Home » Renault, the new phase of the Alliance with Nissan and Mitsubishi begins. The K-Car hypothesis opens up in Europe

Renault, the new phase of the Alliance with Nissan and Mitsubishi begins. The K-Car hypothesis opens up in Europe

by admin
Renault, the new phase of the Alliance with Nissan and Mitsubishi begins.  The K-Car hypothesis opens up in Europe

Listen to the audio version of the article

“You again? But shouldn’t we see each other again?” A new chapter begins in the complicated relationship between Renault, Nissan and Mitsubishi within the remodeled alliance between the French group and the two Japanese manufacturers. The CEOs of the three companies, Luca de Meo (Renault), Makoto Uchida (Nissan Motor) and Takao Kato (Mitsubishi Motors Corporation), in a conference chaired by Jean-Dominique Senard, president of Renault, took stock of industrial relations and of joint projects between the companies (those in Latin America and India confirmed), which as is known act in synergy but have abandoned the idea of ​​a merger in recent months, in a sort of consensual divorce trying to keep the common technological factors together also enabling in terms of Renault’s new structure which includes two organisations: Ampere, dedicated to electric vehicles, and Horse, focused on thermal and hybrid powertrains in which, among other things, the Chinese mega group Geely which controls Volvo, Polestar also participates , Lotus and brands like Zeekr. The partners confirmed their joint projects in Latin America and India.

Investments in Ampere

In particular, Nissan will invest up to 600 million euros in Ampere, and with it will develop a compact electric car intended for the European market. The software and connectivity technologies Ampere is developing will also be used by Nissan for products destined for Europe. Furthermore, Nissan will adopt Ampere technologies such as those that fall under the heading of Software Defined Vehicles in the new generation electric commercial vehicles.

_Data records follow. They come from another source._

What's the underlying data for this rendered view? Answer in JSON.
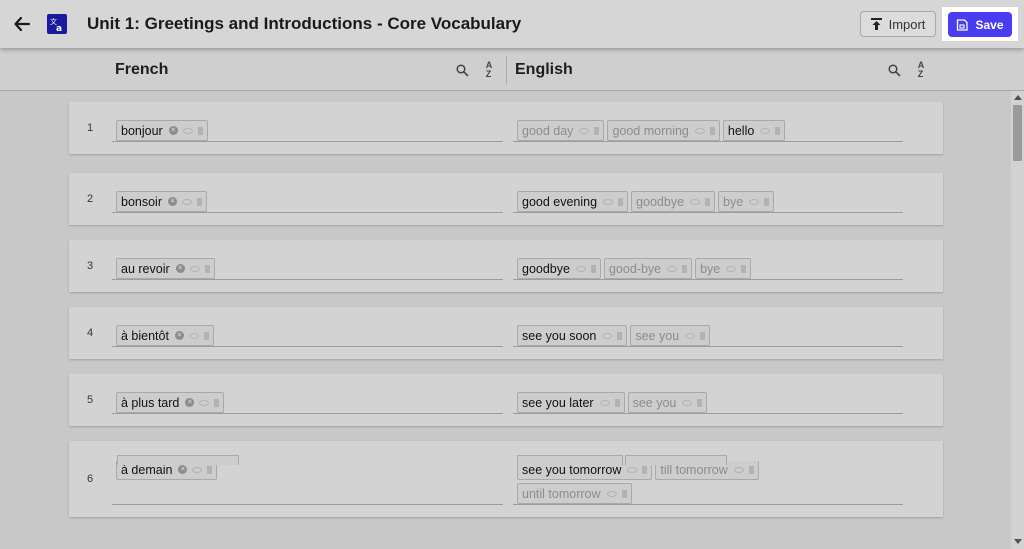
{
  "header": {
    "title": "Unit 1: Greetings and Introductions - Core Vocabulary",
    "back_icon": "arrow-left-icon",
    "logo_icon": "translate-icon",
    "import_label": "Import",
    "import_icon": "upload-icon",
    "save_label": "Save",
    "save_icon": "save-icon",
    "accent_color": "#4a3cf0"
  },
  "columns": {
    "left": {
      "label": "French"
    },
    "right": {
      "label": "English"
    },
    "search_icon": "search-icon",
    "sort_icon": "sort-az-icon",
    "sort_glyph_top": "A",
    "sort_glyph_bottom": "Z"
  },
  "rows": [
    {
      "num": "1",
      "french": [
        {
          "text": "bonjour",
          "state": "active"
        }
      ],
      "english": [
        {
          "text": "good day",
          "state": "inactive"
        },
        {
          "text": "good morning",
          "state": "inactive"
        },
        {
          "text": "hello",
          "state": "active"
        }
      ]
    },
    {
      "num": "2",
      "french": [
        {
          "text": "bonsoir",
          "state": "active"
        }
      ],
      "english": [
        {
          "text": "good evening",
          "state": "active"
        },
        {
          "text": "goodbye",
          "state": "inactive"
        },
        {
          "text": "bye",
          "state": "inactive"
        }
      ]
    },
    {
      "num": "3",
      "french": [
        {
          "text": "au revoir",
          "state": "active"
        }
      ],
      "english": [
        {
          "text": "goodbye",
          "state": "active"
        },
        {
          "text": "good-bye",
          "state": "inactive"
        },
        {
          "text": "bye",
          "state": "inactive"
        }
      ]
    },
    {
      "num": "4",
      "french": [
        {
          "text": "à bientôt",
          "state": "active"
        }
      ],
      "english": [
        {
          "text": "see you soon",
          "state": "active"
        },
        {
          "text": "see you",
          "state": "inactive"
        }
      ]
    },
    {
      "num": "5",
      "french": [
        {
          "text": "à plus tard",
          "state": "active"
        }
      ],
      "english": [
        {
          "text": "see you later",
          "state": "active"
        },
        {
          "text": "see you",
          "state": "inactive"
        }
      ]
    },
    {
      "num": "6",
      "french": [
        {
          "text": "à demain",
          "state": "active"
        }
      ],
      "english": [
        {
          "text": "see you tomorrow",
          "state": "active"
        },
        {
          "text": "till tomorrow",
          "state": "inactive"
        },
        {
          "text": "until tomorrow",
          "state": "inactive"
        }
      ]
    }
  ]
}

See also  Idb grows in the nine months and enters the US market

Nissan will become “a strategic investor” in Ampere, said Makoto Uchida, CEO of the Japanese automaker, adding that the Yokohama carmaker could use the EV unit’s software and connectivity innovations in other markets outside Europe . “Developing electric vehicles around the world alone would be very challenging,” Uchida said. Luca de Meo specified that Ampere will reduce the costs of the Micra for Nissan by 50%.

Mitsubishi, on the other hand, will invest up to 200 million euros in Ampere (not a huge figure for the automotive value scale). The historic Japanese company will contract Ampere with the development and production of a new model, a C-segment electric SUV (medium size) and here the hope is that it is not a mere Badge engineering operation as is now happening with Colt, clone of Renault Clio, and Asx, clone of Captur, but of an SUV with all the Mitsubishi DNA declined in an electric key. On the Horse front, however, Nissan remains committed to becoming its customer and exploiting the industrial capacity of 12 factories, 6 of which are dedicated to gearboxes and engines, for half a million pieces a year. Mitsubishi should also make use of Horse.

Shared platforms

But let’s get to the main course of the Alliance’s redesigned menu: shared platforms. 60% of vehicles are created through the use of common architectures and an extension of this synergistic relationship is expected. For example, the long-awaited Juke electric compact SUV (third generation of a best seller that will be reborn with lithium ions) and the future generation of the Leaf (which was the best-selling electric in the world but Nissan let its historic leadership be snatched away by Tesla and the Chinese) will be based on the well-known CMF-EV platform. This is the same architecture that is used today for Renault Megane E-Tech, Scenic E-Tech and Nissan Ariya.

You may also like

Leave a Comment

This site uses Akismet to reduce spam. Learn how your comment data is processed.

This website uses cookies to improve your experience. We'll assume you're ok with this, but you can opt-out if you wish. Accept Read More

Privacy & Cookies Policy